If you need your Indonesian action film fix (complete with The Raid and The Raid 2 star Iko Uwais beating enemies silly) then look no further than his latest, Headshot. Directed by Kimo Stamboel and Timo Tjahjanto (Killers, Macabre), this is a film that will no doubt be compared to The Raid films. They do share the sweet combination of ultra-violence and martial arts, not surprising since it's the Uwais Team choreographing the mayhem. But first, the story...
Iko stars as a man who washes ashore and can't remember who he is due to a nasty head injury. As his memories return via jarring headaches, so do his deadly skills of dispatching enemies. While it does sound like The Bourne Identity, martial arts movie fans will have more to look forward to as our hero regains his abilities. Chelsea Islan plays a doctor who nurses him back to health but is put in danger when his past catches up to him.
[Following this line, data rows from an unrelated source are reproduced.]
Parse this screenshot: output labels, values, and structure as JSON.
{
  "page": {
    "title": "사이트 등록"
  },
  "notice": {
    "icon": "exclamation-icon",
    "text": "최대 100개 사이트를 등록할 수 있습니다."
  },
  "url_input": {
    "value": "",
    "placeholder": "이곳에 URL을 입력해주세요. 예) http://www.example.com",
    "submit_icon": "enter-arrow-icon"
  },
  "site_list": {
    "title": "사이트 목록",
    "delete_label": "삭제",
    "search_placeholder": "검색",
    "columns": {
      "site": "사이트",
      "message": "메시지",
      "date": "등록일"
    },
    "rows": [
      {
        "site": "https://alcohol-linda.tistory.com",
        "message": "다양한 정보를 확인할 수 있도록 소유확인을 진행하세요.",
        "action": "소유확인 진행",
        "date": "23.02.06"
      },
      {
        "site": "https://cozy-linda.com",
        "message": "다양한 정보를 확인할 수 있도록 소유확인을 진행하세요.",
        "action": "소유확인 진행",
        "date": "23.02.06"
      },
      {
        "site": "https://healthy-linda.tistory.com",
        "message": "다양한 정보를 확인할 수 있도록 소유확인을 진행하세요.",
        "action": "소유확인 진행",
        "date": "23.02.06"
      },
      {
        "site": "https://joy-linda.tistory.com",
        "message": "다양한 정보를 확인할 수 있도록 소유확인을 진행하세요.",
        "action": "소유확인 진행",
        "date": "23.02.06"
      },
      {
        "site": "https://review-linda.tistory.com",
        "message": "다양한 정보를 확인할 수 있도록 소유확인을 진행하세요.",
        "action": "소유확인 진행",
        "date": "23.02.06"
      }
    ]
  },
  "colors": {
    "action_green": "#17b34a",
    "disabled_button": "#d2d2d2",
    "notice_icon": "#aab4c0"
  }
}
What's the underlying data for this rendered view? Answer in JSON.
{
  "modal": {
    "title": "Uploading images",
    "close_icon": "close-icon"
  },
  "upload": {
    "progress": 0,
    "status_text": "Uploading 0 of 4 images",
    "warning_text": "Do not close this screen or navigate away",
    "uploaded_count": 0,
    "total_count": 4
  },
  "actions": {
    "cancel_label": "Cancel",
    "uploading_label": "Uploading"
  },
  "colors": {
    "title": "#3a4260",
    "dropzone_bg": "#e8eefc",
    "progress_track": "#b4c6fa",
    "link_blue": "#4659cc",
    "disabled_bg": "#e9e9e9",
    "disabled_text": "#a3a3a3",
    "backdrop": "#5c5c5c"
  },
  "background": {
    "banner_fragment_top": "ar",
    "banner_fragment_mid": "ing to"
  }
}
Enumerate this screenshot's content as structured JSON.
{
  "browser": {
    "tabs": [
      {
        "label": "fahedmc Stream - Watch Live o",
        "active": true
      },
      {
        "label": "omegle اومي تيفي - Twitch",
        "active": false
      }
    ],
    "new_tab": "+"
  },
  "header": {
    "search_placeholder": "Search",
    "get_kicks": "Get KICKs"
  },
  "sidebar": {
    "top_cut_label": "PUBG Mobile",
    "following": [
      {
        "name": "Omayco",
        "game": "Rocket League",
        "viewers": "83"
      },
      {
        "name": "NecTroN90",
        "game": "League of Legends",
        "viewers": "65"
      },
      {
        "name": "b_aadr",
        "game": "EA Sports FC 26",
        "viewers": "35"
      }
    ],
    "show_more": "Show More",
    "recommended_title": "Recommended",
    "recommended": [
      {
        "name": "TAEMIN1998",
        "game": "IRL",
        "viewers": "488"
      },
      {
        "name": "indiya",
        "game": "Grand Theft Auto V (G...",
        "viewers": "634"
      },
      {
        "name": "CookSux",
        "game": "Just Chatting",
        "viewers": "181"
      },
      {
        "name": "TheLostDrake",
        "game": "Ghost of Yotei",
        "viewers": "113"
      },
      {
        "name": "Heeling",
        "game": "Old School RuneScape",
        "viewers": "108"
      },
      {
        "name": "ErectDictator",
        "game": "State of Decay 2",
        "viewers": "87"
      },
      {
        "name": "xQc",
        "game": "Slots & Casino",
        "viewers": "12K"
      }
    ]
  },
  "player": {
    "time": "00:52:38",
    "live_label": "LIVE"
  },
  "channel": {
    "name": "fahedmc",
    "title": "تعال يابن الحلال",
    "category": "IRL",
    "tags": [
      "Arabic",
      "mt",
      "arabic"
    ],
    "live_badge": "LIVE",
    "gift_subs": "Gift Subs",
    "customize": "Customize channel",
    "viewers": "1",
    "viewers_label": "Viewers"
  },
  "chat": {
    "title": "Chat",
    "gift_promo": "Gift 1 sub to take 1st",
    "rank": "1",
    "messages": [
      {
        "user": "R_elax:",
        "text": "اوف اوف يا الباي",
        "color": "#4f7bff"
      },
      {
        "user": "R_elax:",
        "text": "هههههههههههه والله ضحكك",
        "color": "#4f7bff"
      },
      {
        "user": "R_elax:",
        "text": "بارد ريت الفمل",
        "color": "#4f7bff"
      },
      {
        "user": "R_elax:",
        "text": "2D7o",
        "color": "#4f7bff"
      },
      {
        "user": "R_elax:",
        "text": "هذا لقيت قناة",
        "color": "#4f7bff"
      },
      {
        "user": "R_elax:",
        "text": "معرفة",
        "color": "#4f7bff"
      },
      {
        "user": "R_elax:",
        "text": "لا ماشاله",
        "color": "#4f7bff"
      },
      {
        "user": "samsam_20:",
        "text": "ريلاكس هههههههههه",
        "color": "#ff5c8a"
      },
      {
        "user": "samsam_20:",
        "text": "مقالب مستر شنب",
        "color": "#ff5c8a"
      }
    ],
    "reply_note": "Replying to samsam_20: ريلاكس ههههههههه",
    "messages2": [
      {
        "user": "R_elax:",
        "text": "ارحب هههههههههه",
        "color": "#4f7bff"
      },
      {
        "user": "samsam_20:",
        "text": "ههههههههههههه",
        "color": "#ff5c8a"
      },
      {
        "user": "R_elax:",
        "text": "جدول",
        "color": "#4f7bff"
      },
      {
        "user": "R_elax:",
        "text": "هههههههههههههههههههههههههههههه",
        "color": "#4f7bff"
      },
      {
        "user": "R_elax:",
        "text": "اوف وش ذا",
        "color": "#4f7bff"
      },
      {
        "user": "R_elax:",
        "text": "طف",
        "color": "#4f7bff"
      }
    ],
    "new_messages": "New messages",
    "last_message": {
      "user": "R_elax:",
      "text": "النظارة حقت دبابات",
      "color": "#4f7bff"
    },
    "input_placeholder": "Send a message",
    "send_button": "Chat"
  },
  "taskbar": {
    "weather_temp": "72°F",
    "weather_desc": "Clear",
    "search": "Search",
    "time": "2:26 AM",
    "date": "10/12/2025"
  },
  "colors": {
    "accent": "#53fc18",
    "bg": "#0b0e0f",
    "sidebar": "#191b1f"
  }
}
That's where the ass kicking begins, although you are treated to a couple of brutal introductory set pieces earlier on. The plot is nothing new and even the action doesn't break new ground, but if you're a fan of other Iko Uwais actioners, you will enjoy this one as well. The movie does benefit from being straightforward, and the action is plentiful. And brutal.
I won't go too much into detail about the fights as they are better left for you to watch unfold. All I will say is... police station. What a scene. Generally, there are some lengthy takes displaying unbroken choreography with some frenetic handheld work without going overboard. There's also great use of props and the environment which adds to some creative brutality. One character in particular makes the most memorable use of a police baton since S.P.L. (a.k.a. Kill Zone).
Among the villains are Lee (played by Sunny Pang) and Rika (played by Julie Estelle who you might remember as Hammer Girl from The Raid 2). Mr. Pang does a wonderful job being the big baddie and doing so with delicious charm. Fans of 70s Hong Kong kung fu films will be very pleased with his chosen fighting style. Julie Estelle, sans hammers, wields a different weapon here and proves impressive with the hand to hand sequences.
Some post-Raid audiences may feel this is more of the same or not as impactful, but it delivers what it promises. The narrative moves in a straight line and never sidetracks, smoothly moving from one action scene to the next. And the final act gives no shortage of fights and bloodshed. There is the melodrama you find in most Asian action flicks but it never detracts from the rest of the film. Chelsea Islan brings charm and humanity to this bloody affair, providing much needed heart in an otherwise senseless display of cinematic violence.
If you like a little more blood spurting and bone crunching in your martial arts flick and less misplaced wirework (present in many HK films today), then this will be a good time. Once the movie gets going, it's as hard-hitting as any of the top fight films today.